Now the country is opening up again, though all church buildings remain closed. Almost five months since the first cases were reported in late December, what’s happening in China now—and what can we learn from persecuted believers there and how the church has responded? Our team in China answers our questions—giving us a detailed look inside the country and church life.
What is life like in China after COVID-19?
China has been gradually returning to normal life with restrictions lifting across the country, but citizens are still very wary of a potential second wave of coronavirus cases, particularly in the original epicenter, Wuhan. As the country opens for business again, China has had to be much more vigilant about international visitors and their own nationals returning home with the virus.
To ensure there isn’t a second outbreak at the epicenter, China is now testing all 11 million residents of Wuhan. While a prudent course of action, long lines of residents waiting to be tested show little regard for physical distancing.
Travel restrictions inside China are gradually being lifted. There are still partial lockdowns in some areas, counties and villages, but the situation varies from place to place. In some places, more extensive restrictions are still enforced, such as outsiders not allowed into residential buildings, isolation of 14 days at home when citizens return home from another region, etc.

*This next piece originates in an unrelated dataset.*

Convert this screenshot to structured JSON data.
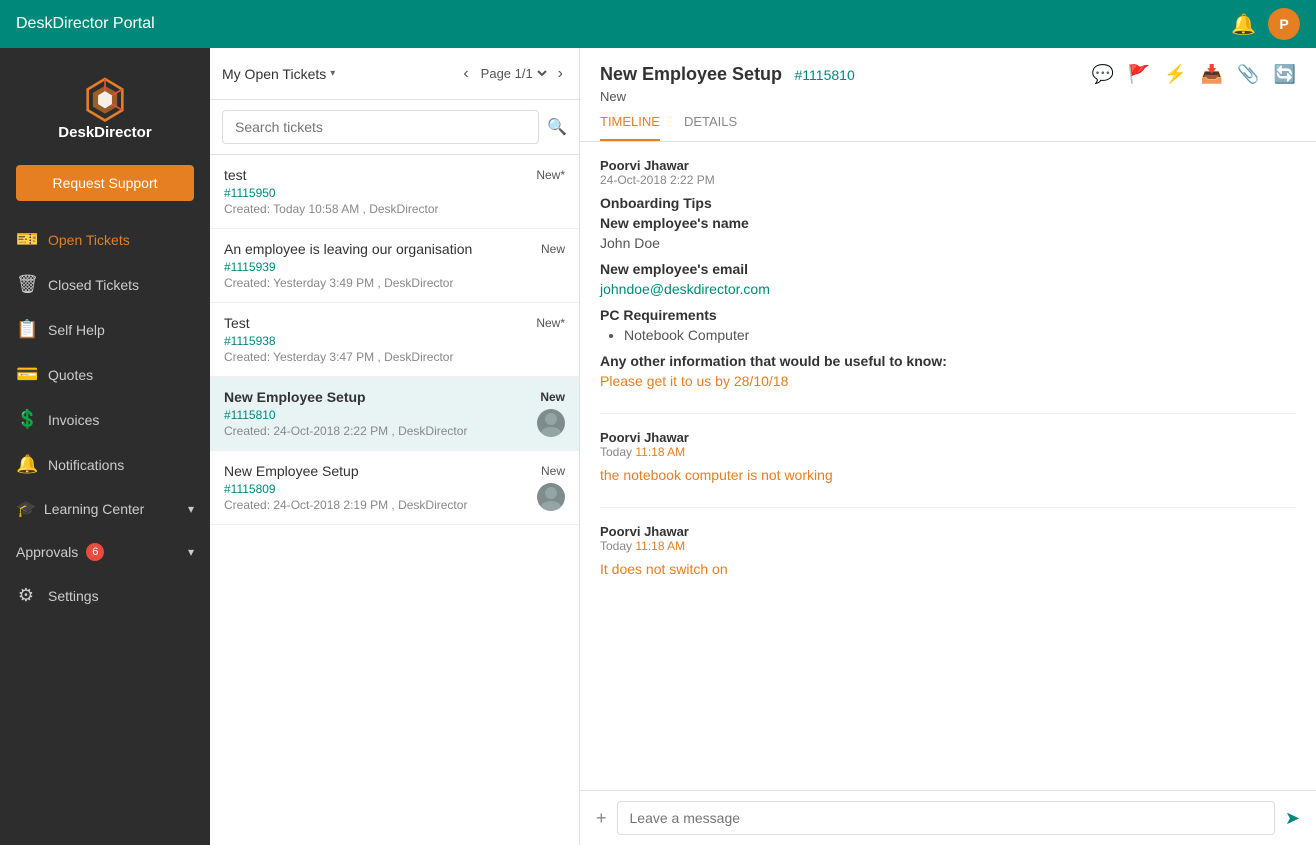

Local authorities in some cities are encouraging citizens to return to normal life and for businesses to start up again to lessen the effects of an already plunging economy.